Segment Start: Dataset extract
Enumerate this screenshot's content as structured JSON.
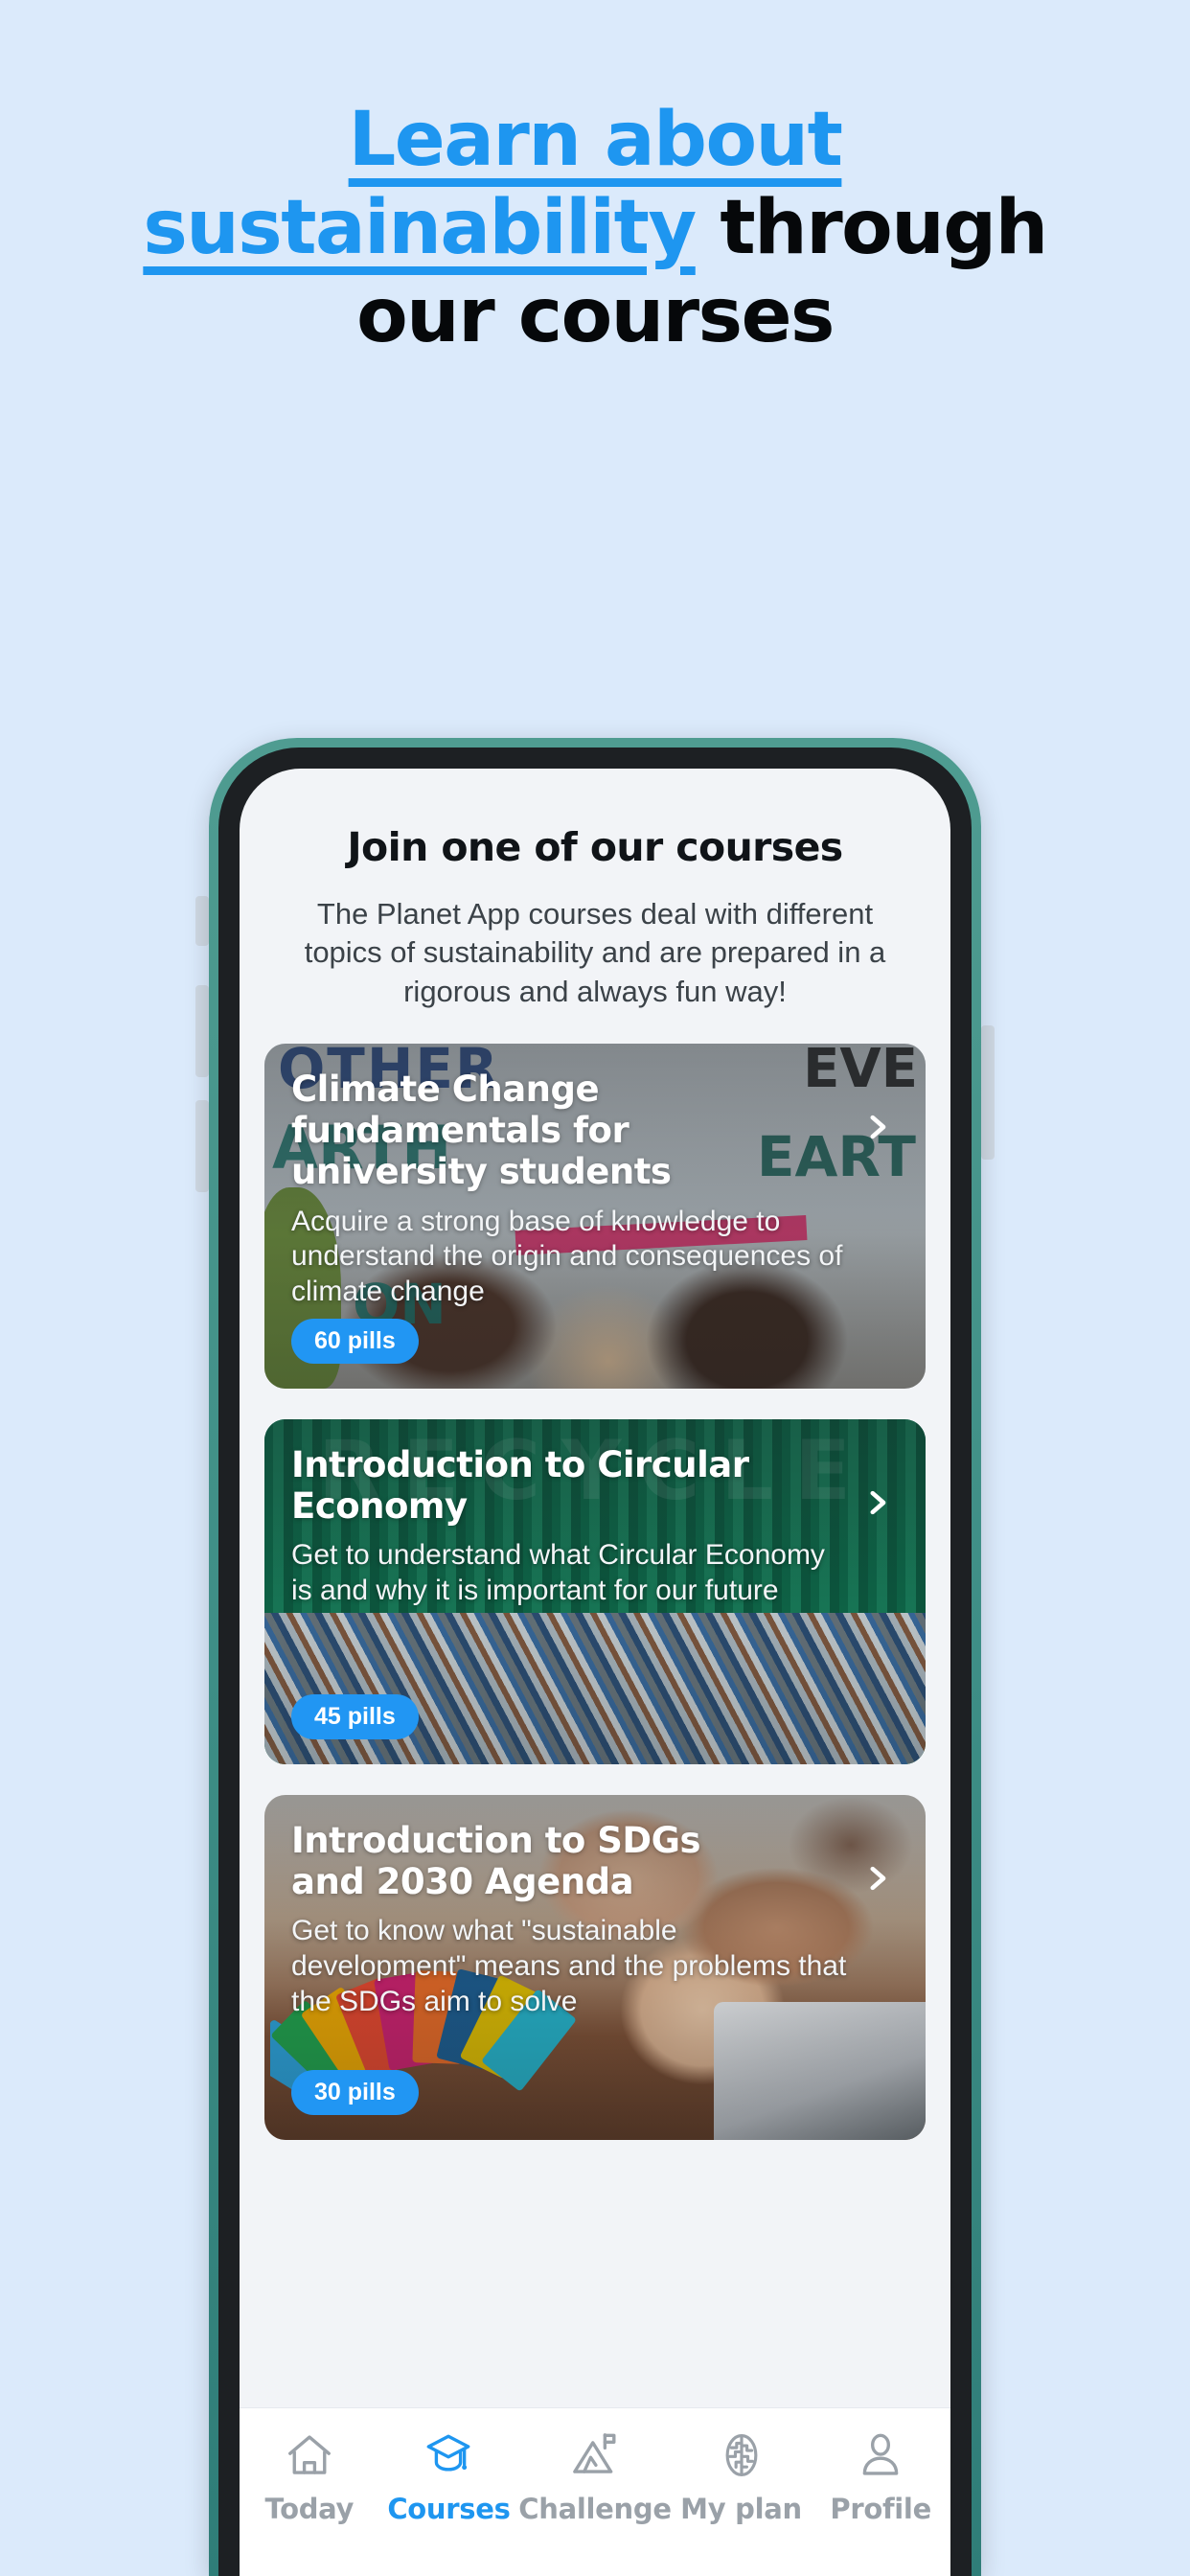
{
  "hero": {
    "line1_highlight": "Learn about",
    "line2_highlight": "sustainability",
    "line2_rest": " through",
    "line3": "our courses",
    "highlight_color": "#1e96f0",
    "text_color": "#06080a",
    "page_background": "#dbeafb"
  },
  "phone": {
    "frame_color": "#3e8e86",
    "bezel_color": "#1d2023",
    "screen_background": "#f2f4f7"
  },
  "screen": {
    "title": "Join one of our courses",
    "description": "The Planet App courses deal with different topics of sustainability and are prepared in a rigorous and always fun way!",
    "courses": [
      {
        "title": "Climate Change fundamentals for university students",
        "description": "Acquire a strong base of knowledge to understand the origin and consequences of climate change",
        "badge": "60 pills",
        "chevron": "chevron-right-icon",
        "sign_words": [
          "OTHER",
          "EVE",
          "ARTH",
          "EART",
          "ON"
        ]
      },
      {
        "title": "Introduction to Circular Economy",
        "description": "Get to understand what Circular Economy is and why it is important for our future",
        "badge": "45 pills",
        "chevron": "chevron-right-icon",
        "watermark": "RECYCLE"
      },
      {
        "title": "Introduction to SDGs and 2030 Agenda",
        "description": "Get to know what \"sustainable development\" means and the problems that the SDGs aim to solve",
        "badge": "30 pills",
        "chevron": "chevron-right-icon"
      }
    ],
    "badge_color": "#2196f3"
  },
  "tabbar": {
    "active_color": "#1e96f0",
    "inactive_color": "#9aa1a8",
    "items": [
      {
        "label": "Today",
        "icon": "home-icon",
        "active": false
      },
      {
        "label": "Courses",
        "icon": "graduation-cap-icon",
        "active": true
      },
      {
        "label": "Challenge",
        "icon": "mountain-flag-icon",
        "active": false
      },
      {
        "label": "My plan",
        "icon": "brain-icon",
        "active": false
      },
      {
        "label": "Profile",
        "icon": "person-icon",
        "active": false
      }
    ]
  }
}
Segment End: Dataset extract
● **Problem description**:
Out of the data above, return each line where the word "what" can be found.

● **Your solution**:
        "description": "Get to understand what Circular Economy is and why it is important for our future",
        "description": "Get to know what \"sustainable development\" means and the problems that the SDGs aim to solve",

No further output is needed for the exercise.